This antique, melancholy, and neglected place, we shall call, for distinctness sake, Gray Forest. It was then the property of the younger son of a nobleman, once celebrated for his ability and his daring, but who had long since passed to that land where human wisdom and courage avail naught. The representative of this noble house resided at the family mansion in Sussex, and the cadet, whose fortunes we mean to sketch in these pages, lived upon the narrow margin of an encumbered income, in a reserved and unsocial discontent, deep among the solemn shadows of the old woods of Gray Forest.
The Hon. Richard Marston was now somewhere between forty and fifty years of ageвЂ”perhaps nearer the latter; he still, however, retained, in an eminent degree, the traits of manly beauty, not the less remarkable for its unquestionably haughty and passionate character. He had married a beautiful girl, of good family, but without much money, somewhere about eighteen years before; and two children, a son and a daughter, had been the fruit of this union. The boy, Harry Marston, was at this time at Cambridge; and his sister, scarcely fifteen, was at home with her parents, and under the training of an accomplished governess, who had been recommended to them by a noble relative of Mrs. Marston. She was a native of France, but thoroughly mistress of the English language, and, except for a foreign accent, which gave a certain prettiness to all she said, she spoke it as perfectly as any native Englishwoman. This young Frenchwoman was eminently handsome and attractive. Expressive, dark eyes, a clear olive complexion, small even teeth, and a beautifully-dimpling smile, more perhaps than a strictly classic regularity of features, were the secrets of her unquestionable influence, at first sight, upon the fancy of every man of taste who beheld her.
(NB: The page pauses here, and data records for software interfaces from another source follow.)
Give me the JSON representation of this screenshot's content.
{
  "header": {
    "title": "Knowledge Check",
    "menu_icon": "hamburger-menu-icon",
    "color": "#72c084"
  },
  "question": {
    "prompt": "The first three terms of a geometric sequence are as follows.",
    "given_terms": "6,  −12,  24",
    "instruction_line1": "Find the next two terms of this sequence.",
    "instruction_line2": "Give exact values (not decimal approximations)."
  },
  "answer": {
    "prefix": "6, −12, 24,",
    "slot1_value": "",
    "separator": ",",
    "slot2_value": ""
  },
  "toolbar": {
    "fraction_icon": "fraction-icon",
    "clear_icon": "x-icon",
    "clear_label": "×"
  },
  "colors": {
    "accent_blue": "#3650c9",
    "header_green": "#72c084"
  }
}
Mr. Marston's fortune, never very large, had been shattered by early dissipation. Naturally of a proud and somewhat exacting temper, he actively felt the mortifying consequences of his poverty. The want of what he felt ought to have been his position and influence in the county in which he resided, fretted and galled him; and he cherished a resentful and bitter sense of every slight, imaginary or real, to which the same fruitful source of annoyance and humiliation had exposed him....